Prime Minister Justin Trudeau (left), sits beside BC Premier John Horgan at Tuesday’s LNG Canada announcement.
LNG Canada

Daron Bilous, Alberta minister of trade and economic development.

“I am deeply disappointed that the NDP minority government’s tax giveaway has resulted in the country’s single biggest source of emissions receiving an FID,” said BC Green Party leader Andrew Weaver, whose party holds the balance of power in the Legislature.

“Adding such a massive new source of GhGs means that the rest of our economy will have to make even more sacrifices to meet our climate targets. A significant portion of the LNG Canada investment will be spent on a plant manufactured overseas, with steel sourced from other countries. BC taxpayers will subsidize its power by paying rates twice as high and taking on the enormous public debt required to build Site C.”

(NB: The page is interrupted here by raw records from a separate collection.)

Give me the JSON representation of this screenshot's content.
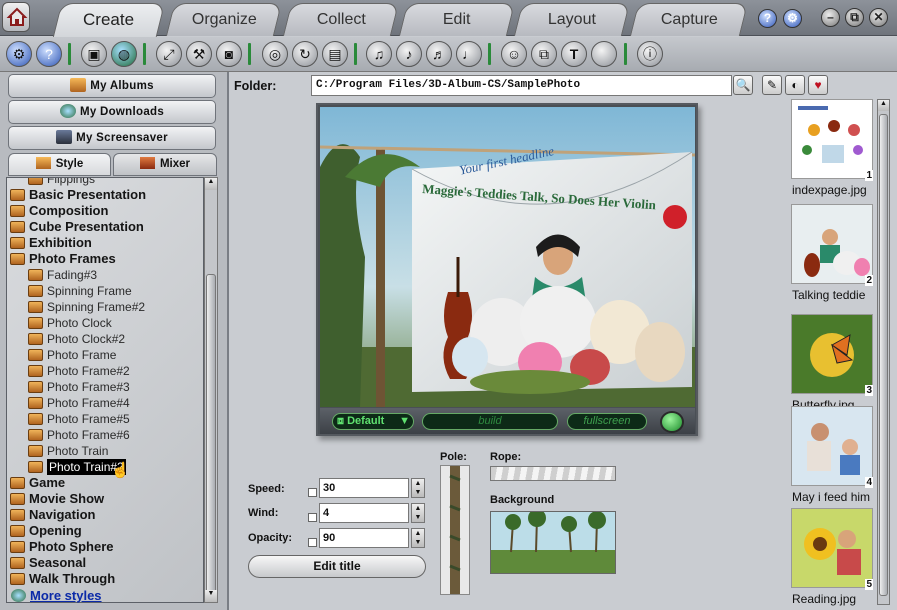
{
  "tabs": [
    {
      "label": "Create",
      "active": true
    },
    {
      "label": "Organize",
      "active": false
    },
    {
      "label": "Collect",
      "active": false
    },
    {
      "label": "Edit",
      "active": false
    },
    {
      "label": "Layout",
      "active": false
    },
    {
      "label": "Capture",
      "active": false
    }
  ],
  "window_controls": {
    "help": "?",
    "minimize": "–",
    "restore": "⧉",
    "close": "✕"
  },
  "left_buttons": {
    "albums": "My Albums",
    "downloads": "My Downloads",
    "screensaver": "My Screensaver"
  },
  "left_tabs": {
    "style": "Style",
    "mixer": "Mixer"
  },
  "tree": [
    {
      "label": "Flippings",
      "level": 1
    },
    {
      "label": "Basic Presentation",
      "level": 0
    },
    {
      "label": "Composition",
      "level": 0
    },
    {
      "label": "Cube Presentation",
      "level": 0
    },
    {
      "label": "Exhibition",
      "level": 0
    },
    {
      "label": "Photo Frames",
      "level": 0,
      "open": true
    },
    {
      "label": "Fading#3",
      "level": 1
    },
    {
      "label": "Spinning Frame",
      "level": 1
    },
    {
      "label": "Spinning Frame#2",
      "level": 1
    },
    {
      "label": "Photo Clock",
      "level": 1
    },
    {
      "label": "Photo Clock#2",
      "level": 1
    },
    {
      "label": "Photo Frame",
      "level": 1
    },
    {
      "label": "Photo Frame#2",
      "level": 1
    },
    {
      "label": "Photo Frame#3",
      "level": 1
    },
    {
      "label": "Photo Frame#4",
      "level": 1
    },
    {
      "label": "Photo Frame#5",
      "level": 1
    },
    {
      "label": "Photo Frame#6",
      "level": 1
    },
    {
      "label": "Photo Train",
      "level": 1
    },
    {
      "label": "Photo Train#2",
      "level": 1,
      "selected": true
    },
    {
      "label": "Game",
      "level": 0
    },
    {
      "label": "Movie Show",
      "level": 0
    },
    {
      "label": "Navigation",
      "level": 0
    },
    {
      "label": "Opening",
      "level": 0
    },
    {
      "label": "Photo Sphere",
      "level": 0
    },
    {
      "label": "Seasonal",
      "level": 0
    },
    {
      "label": "Walk Through",
      "level": 0
    }
  ],
  "more_styles": "More styles",
  "folder": {
    "label": "Folder:",
    "path": "C:/Program  Files/3D-Album-CS/SamplePhoto"
  },
  "preview": {
    "headline": "Your first headline",
    "banner": "Maggie's Teddies Talk, So Does Her Violin",
    "default_btn": "Default",
    "build_label": "build",
    "fullscreen_label": "fullscreen"
  },
  "settings": {
    "speed_label": "Speed:",
    "speed": "30",
    "wind_label": "Wind:",
    "wind": "4",
    "opacity_label": "Opacity:",
    "opacity": "90",
    "pole_label": "Pole:",
    "rope_label": "Rope:",
    "background_label": "Background",
    "edit_title": "Edit title"
  },
  "thumbnails": [
    {
      "num": "1",
      "caption": "indexpage.jpg"
    },
    {
      "num": "2",
      "caption": "Talking teddie"
    },
    {
      "num": "3",
      "caption": "Butterfly.jpg"
    },
    {
      "num": "4",
      "caption": "May i feed him"
    },
    {
      "num": "5",
      "caption": "Reading.jpg"
    }
  ],
  "colors": {
    "accent_green": "#2a8a3a",
    "selection": "#000000",
    "link_blue": "#0b2aa8"
  }
}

But Weaver’s bleating is nothing compared to the public uproar surrounding Trans Mountain Expansion. Bilous and other Albertans are understandably miffed that one project is welcomed with open arms and another that benefits Alberta is so staunchly resisted.

Which is why Alberta needs to keep its eye on the ball.

Frankly, Horgan is irrelevant to Trans Mountain Expansion.

He talked about restricting pipeline shipments of diluted bitumen through BC, then backed down and sent a reference case on the proposed regulation to the BC Court of Appeal. No decision yet by the court, but Horgan’s track record supporting unsuccessful appeals of National Energy Board decisions by the City of Burnaby suggests the egregious over-reach by the provincial government is likely to be dismissed.

Otherwise, all Horgan has is hot air.

The real action involves First Nation legal challenges – like the judicial review decision that has Ottawa scrambling to fix indigenous consultations and undertake an assessment of the environmental impacts on more marine traffic on killer whales – and protests.